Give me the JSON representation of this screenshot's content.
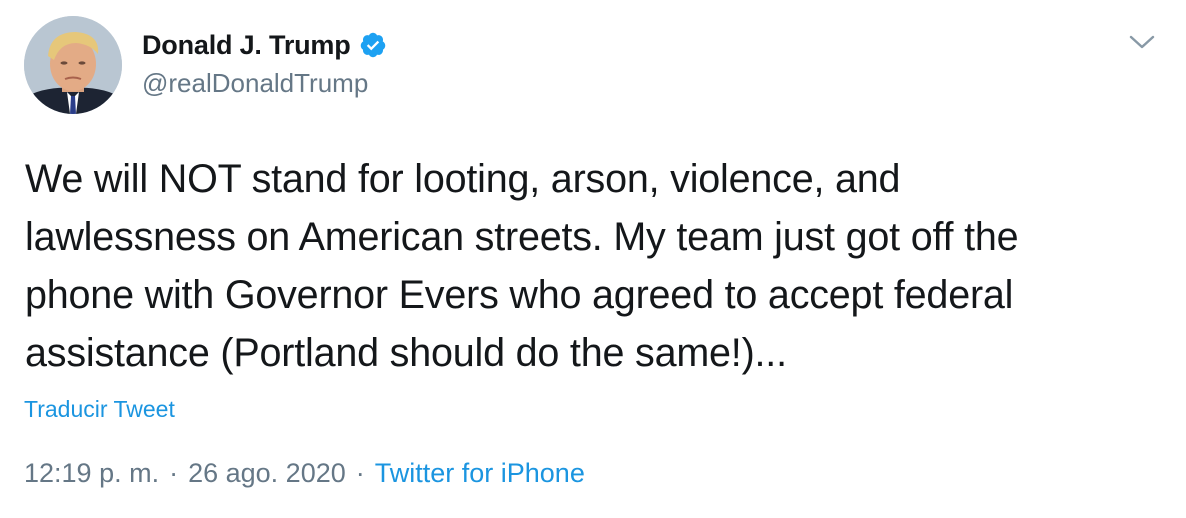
{
  "author": {
    "display_name": "Donald J. Trump",
    "handle": "@realDonaldTrump",
    "verified": true
  },
  "tweet": {
    "text": "We will NOT stand for looting, arson, violence, and\nlawlessness on American streets. My team just got off the\nphone with Governor Evers who agreed to accept federal\nassistance (Portland should do the same!)...",
    "translate_label": "Traducir Tweet"
  },
  "meta": {
    "time": "12:19 p. m.",
    "date": "26 ago. 2020",
    "separator": "·",
    "source": "Twitter for iPhone"
  },
  "icons": {
    "verified": "verified-badge-icon",
    "menu": "chevron-down-icon"
  },
  "colors": {
    "link": "#1b95e0",
    "secondary_text": "#657786",
    "primary_text": "#14171a",
    "verified": "#1da1f2"
  }
}
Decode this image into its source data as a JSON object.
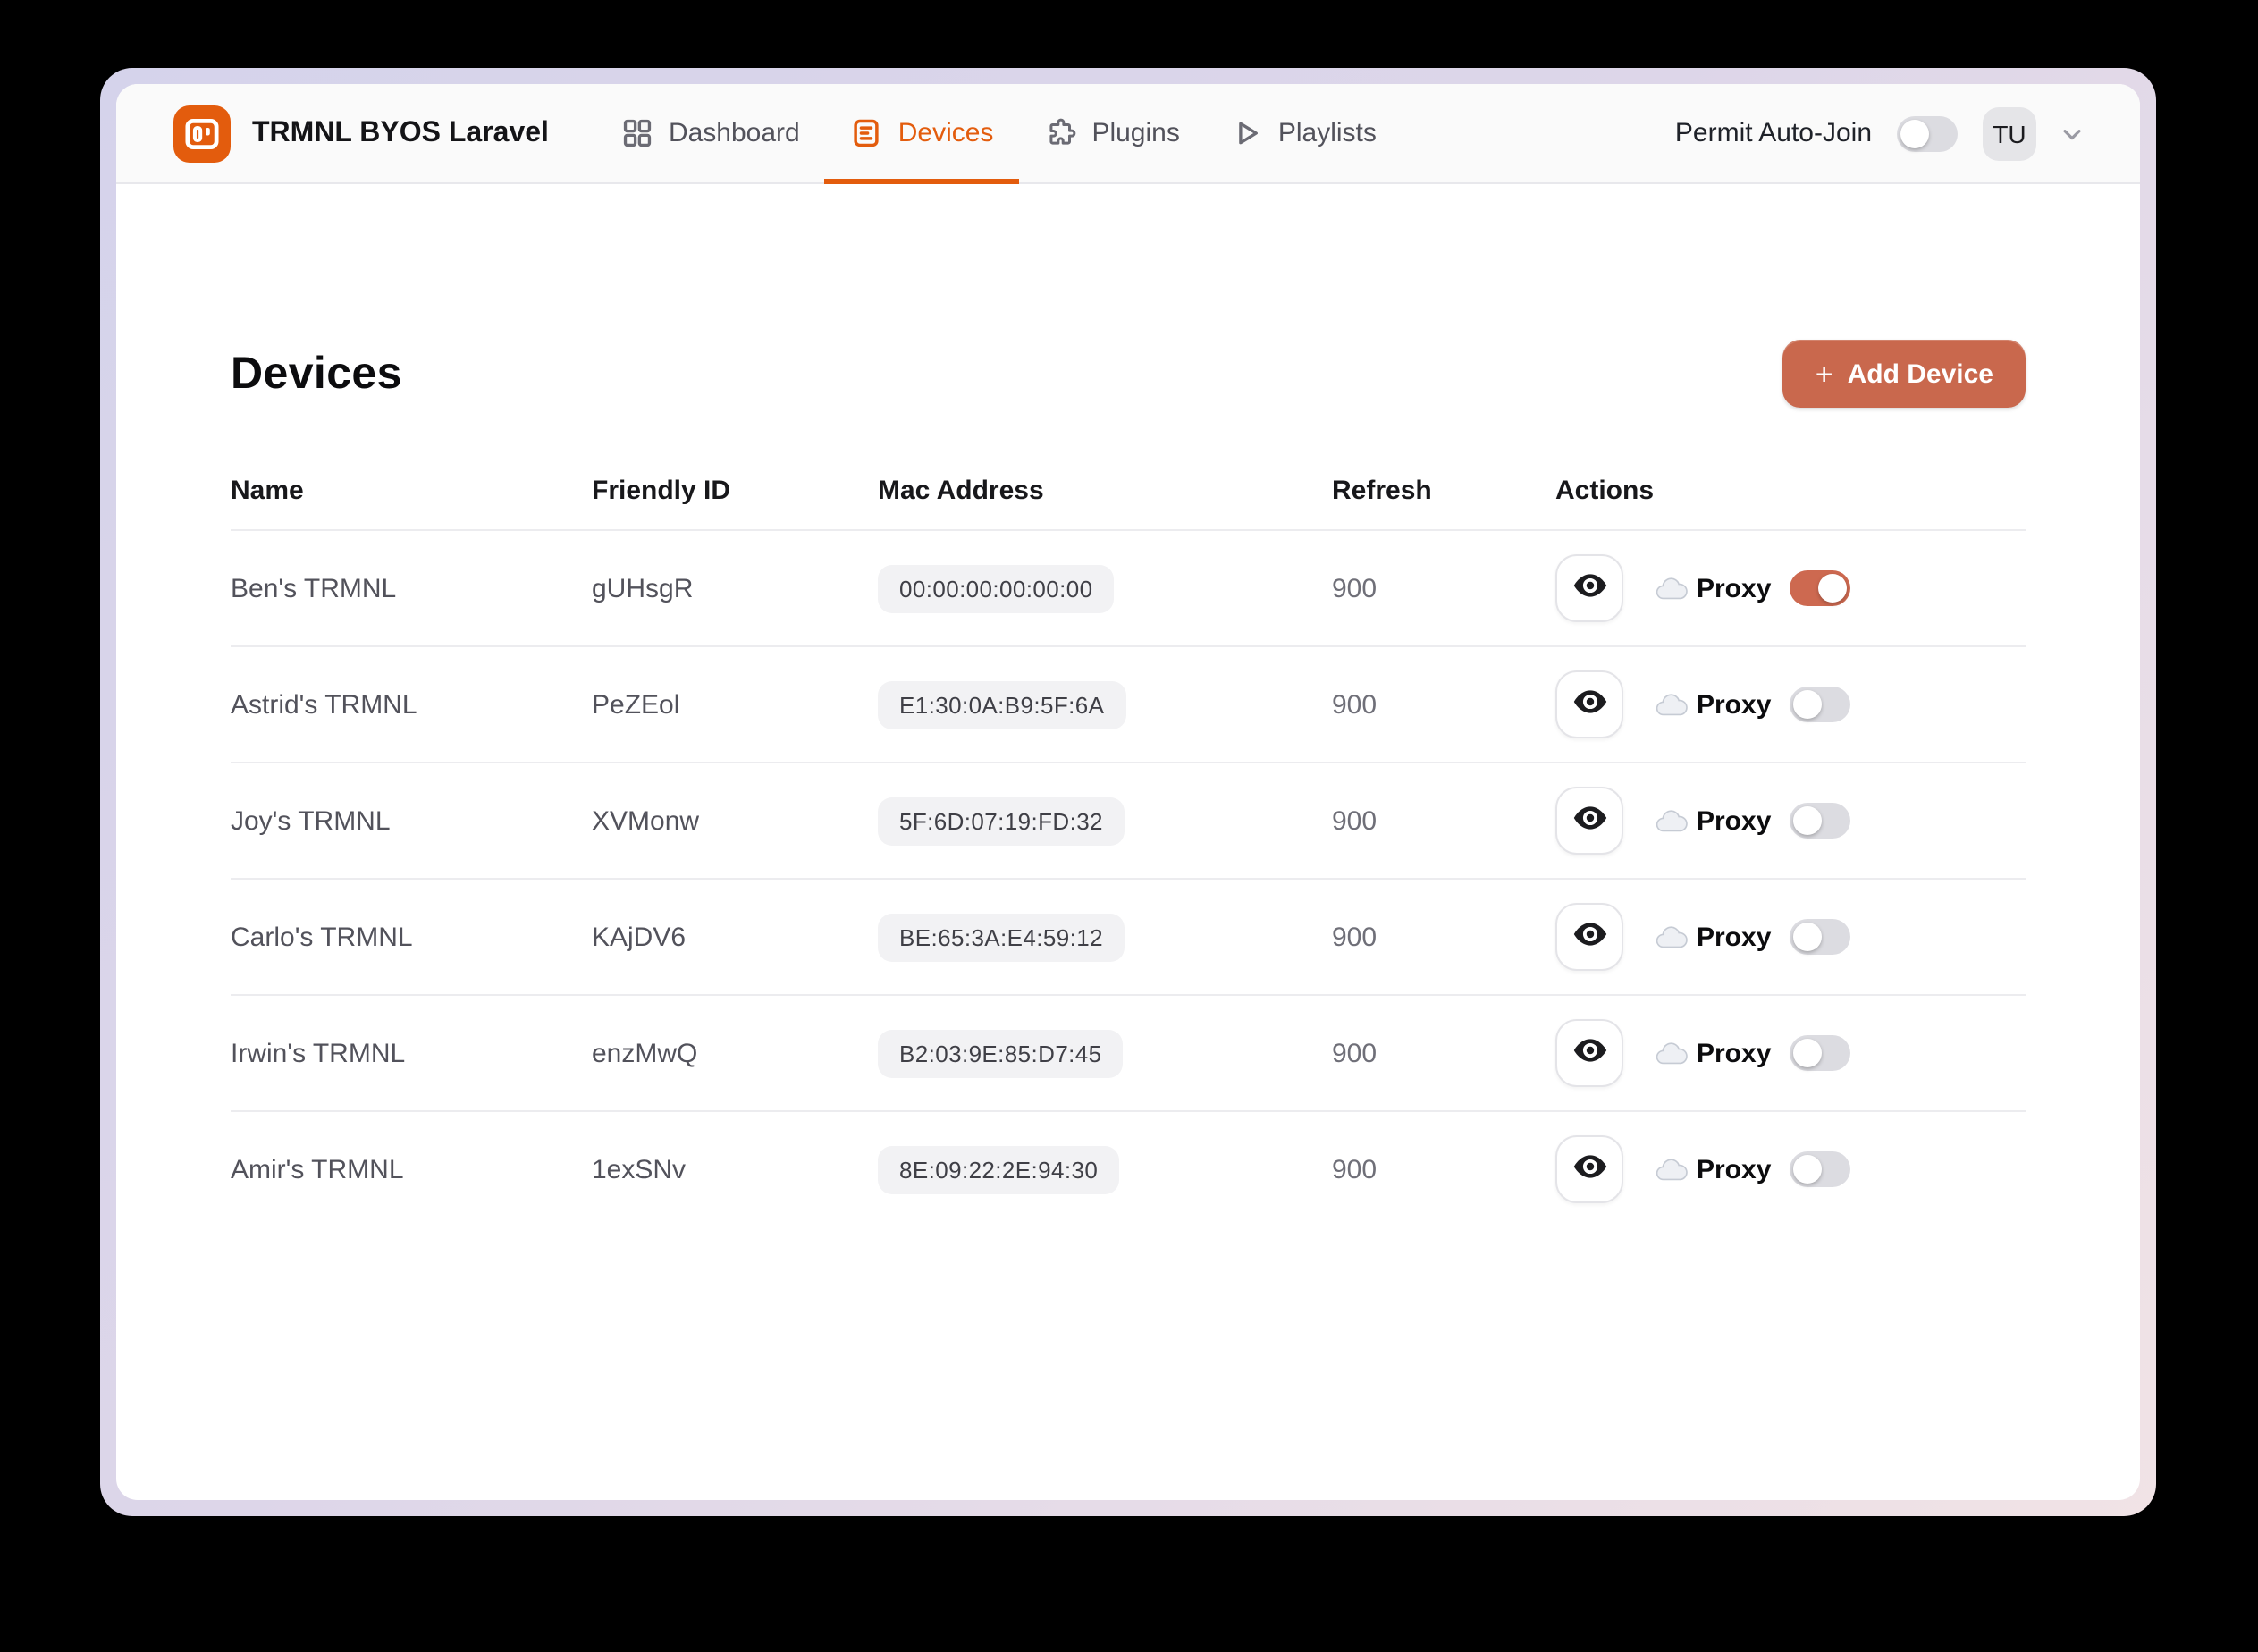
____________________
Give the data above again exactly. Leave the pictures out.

Give me the JSON representation of this screenshot's content.
{
  "author": {
    "display_name": "Donald J. Trump",
    "handle": "@realDonaldTrump",
    "verified": true
  },
  "tweet": {
    "text": "We will NOT stand for looting, arson, violence, and\nlawlessness on American streets. My team just got off the\nphone with Governor Evers who agreed to accept federal\nassistance (Portland should do the same!)...",
    "translate_label": "Traducir Tweet"
  },
  "meta": {
    "time": "12:19 p. m.",
    "date": "26 ago. 2020",
    "separator": "·",
    "source": "Twitter for iPhone"
  },
  "icons": {
    "verified": "verified-badge-icon",
    "menu": "chevron-down-icon"
  },
  "colors": {
    "link": "#1b95e0",
    "secondary_text": "#657786",
    "primary_text": "#14171a",
    "verified": "#1da1f2"
  }
}
Decode this image into its source data as a JSON object.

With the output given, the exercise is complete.